Material for this task.
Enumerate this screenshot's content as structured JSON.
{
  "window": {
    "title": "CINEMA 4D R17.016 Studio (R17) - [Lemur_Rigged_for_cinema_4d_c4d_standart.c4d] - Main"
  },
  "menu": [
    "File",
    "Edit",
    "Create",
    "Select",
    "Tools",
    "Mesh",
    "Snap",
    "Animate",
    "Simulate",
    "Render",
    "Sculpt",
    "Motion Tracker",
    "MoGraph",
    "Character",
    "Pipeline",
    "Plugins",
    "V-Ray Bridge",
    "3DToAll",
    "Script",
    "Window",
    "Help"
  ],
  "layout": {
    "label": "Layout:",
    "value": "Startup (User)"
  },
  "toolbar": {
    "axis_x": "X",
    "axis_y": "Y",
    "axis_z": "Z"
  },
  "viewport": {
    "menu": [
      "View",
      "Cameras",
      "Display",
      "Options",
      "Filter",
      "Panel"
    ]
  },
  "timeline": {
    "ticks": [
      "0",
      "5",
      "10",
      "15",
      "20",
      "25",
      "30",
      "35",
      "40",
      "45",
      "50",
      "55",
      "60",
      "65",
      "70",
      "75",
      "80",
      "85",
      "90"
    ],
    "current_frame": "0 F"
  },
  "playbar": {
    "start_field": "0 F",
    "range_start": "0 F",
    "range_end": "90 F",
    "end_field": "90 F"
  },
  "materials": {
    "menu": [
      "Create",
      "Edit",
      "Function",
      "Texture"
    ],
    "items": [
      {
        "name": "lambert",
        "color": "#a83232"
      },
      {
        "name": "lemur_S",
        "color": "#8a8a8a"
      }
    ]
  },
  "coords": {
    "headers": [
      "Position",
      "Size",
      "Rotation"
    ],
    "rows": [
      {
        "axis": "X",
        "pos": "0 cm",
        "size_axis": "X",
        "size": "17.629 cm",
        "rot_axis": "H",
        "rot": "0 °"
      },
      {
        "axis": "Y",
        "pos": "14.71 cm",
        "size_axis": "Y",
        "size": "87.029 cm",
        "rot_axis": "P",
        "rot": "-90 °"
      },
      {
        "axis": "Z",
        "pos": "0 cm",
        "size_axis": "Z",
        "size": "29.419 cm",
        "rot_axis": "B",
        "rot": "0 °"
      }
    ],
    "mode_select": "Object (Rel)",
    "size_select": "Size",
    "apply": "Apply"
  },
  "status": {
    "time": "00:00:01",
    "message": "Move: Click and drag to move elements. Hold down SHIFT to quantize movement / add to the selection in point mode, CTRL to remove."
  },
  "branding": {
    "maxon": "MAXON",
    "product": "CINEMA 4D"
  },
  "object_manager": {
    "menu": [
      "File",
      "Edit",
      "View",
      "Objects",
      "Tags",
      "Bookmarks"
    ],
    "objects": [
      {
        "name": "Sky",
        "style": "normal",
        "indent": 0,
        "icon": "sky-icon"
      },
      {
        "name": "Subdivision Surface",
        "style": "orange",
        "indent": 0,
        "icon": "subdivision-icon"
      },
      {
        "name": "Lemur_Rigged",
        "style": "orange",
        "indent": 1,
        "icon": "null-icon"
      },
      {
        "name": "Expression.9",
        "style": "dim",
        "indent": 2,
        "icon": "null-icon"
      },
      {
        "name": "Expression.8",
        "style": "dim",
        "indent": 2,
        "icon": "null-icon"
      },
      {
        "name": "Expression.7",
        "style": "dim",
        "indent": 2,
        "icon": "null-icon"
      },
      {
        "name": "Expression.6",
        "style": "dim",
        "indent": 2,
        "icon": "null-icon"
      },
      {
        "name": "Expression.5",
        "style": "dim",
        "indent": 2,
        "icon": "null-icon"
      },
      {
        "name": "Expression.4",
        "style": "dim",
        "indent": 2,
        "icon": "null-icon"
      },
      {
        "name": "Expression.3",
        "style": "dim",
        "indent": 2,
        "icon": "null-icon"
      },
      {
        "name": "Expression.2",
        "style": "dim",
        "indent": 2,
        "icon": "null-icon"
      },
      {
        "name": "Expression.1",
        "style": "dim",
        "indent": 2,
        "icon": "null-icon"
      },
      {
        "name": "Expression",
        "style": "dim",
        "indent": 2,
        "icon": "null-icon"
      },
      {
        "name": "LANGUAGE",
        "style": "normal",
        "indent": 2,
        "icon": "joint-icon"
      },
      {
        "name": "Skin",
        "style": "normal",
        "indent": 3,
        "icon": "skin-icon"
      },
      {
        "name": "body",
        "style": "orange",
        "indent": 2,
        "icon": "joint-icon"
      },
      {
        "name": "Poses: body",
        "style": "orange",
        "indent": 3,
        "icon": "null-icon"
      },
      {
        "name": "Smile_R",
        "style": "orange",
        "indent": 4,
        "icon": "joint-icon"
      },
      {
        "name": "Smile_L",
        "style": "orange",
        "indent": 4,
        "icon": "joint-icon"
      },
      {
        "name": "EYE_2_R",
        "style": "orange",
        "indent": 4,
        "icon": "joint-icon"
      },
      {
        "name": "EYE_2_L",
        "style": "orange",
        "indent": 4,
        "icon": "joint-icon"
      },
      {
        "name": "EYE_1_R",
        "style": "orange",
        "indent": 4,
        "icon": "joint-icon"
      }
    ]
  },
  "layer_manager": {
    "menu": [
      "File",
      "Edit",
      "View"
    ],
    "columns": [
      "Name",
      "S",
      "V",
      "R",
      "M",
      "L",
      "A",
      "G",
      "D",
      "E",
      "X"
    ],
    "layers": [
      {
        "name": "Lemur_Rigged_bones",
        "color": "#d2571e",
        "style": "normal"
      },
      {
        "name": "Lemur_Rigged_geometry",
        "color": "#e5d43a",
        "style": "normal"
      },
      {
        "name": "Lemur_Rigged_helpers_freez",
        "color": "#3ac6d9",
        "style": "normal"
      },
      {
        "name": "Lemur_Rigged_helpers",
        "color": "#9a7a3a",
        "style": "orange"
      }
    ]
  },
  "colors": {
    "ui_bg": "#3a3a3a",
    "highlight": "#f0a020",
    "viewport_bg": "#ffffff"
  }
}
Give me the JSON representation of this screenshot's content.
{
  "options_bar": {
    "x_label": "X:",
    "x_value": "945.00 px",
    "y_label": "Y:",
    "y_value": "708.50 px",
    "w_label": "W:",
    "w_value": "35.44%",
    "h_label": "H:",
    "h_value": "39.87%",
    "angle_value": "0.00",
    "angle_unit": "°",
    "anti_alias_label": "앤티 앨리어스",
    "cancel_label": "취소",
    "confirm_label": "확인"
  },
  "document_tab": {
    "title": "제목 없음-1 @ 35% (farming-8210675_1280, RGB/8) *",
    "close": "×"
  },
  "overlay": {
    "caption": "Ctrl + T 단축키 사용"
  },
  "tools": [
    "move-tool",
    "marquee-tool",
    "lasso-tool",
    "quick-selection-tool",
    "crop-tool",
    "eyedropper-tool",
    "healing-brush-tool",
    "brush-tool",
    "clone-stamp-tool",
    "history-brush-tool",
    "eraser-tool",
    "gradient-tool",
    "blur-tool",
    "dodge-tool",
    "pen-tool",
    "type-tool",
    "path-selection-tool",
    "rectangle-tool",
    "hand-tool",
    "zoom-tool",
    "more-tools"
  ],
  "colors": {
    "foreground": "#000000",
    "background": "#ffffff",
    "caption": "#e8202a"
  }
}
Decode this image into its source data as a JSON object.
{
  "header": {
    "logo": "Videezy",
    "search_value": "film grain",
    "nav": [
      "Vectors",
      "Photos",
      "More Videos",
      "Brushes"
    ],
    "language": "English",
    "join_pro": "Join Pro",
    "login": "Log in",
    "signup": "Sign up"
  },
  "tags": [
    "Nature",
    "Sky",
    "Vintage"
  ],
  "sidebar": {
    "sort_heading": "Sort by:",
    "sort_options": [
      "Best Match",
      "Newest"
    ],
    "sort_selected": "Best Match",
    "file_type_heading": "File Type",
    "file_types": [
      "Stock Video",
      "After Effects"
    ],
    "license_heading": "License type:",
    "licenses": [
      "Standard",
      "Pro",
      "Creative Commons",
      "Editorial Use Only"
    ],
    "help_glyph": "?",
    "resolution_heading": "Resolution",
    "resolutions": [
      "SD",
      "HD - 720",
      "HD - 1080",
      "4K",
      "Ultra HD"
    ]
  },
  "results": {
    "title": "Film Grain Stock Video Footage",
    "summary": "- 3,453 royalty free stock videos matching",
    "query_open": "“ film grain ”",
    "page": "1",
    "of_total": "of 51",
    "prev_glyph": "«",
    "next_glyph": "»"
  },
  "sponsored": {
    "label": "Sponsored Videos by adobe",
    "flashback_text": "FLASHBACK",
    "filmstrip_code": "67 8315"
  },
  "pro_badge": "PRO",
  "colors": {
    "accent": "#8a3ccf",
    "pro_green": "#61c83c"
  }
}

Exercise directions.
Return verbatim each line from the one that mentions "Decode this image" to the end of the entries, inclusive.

Result of the exercise.
Decode this image into its source data as a JSON object.
{
  "header": {
    "logo": "Videezy",
    "search_value": "film grain",
    "nav": [
      "Vectors",
      "Photos",
      "More Videos",
      "Brushes"
    ],
    "language": "English",
    "join_pro": "Join Pro",
    "login": "Log in",
    "signup": "Sign up"
  },
  "tags": [
    "Nature",
    "Sky",
    "Vintage"
  ],
  "sidebar": {
    "sort_heading": "Sort by:",
    "sort_options": [
      "Best Match",
      "Newest"
    ],
    "sort_selected": "Best Match",
    "file_type_heading": "File Type",
    "file_types": [
      "Stock Video",
      "After Effects"
    ],
    "license_heading": "License type:",
    "licenses": [
      "Standard",
      "Pro",
      "Creative Commons",
      "Editorial Use Only"
    ],
    "help_glyph": "?",
    "resolution_heading": "Resolution",
    "resolutions": [
      "SD",
      "HD - 720",
      "HD - 1080",
      "4K",
      "Ultra HD"
    ]
  },
  "results": {
    "title": "Film Grain Stock Video Footage",
    "summary": "- 3,453 royalty free stock videos matching",
    "query_open": "“ film grain ”",
    "page": "1",
    "of_total": "of 51",
    "prev_glyph": "«",
    "next_glyph": "»"
  },
  "sponsored": {
    "label": "Sponsored Videos by adobe",
    "flashback_text": "FLASHBACK",
    "filmstrip_code": "67 8315"
  },
  "pro_badge": "PRO",
  "colors": {
    "accent": "#8a3ccf",
    "pro_green": "#61c83c"
  }
}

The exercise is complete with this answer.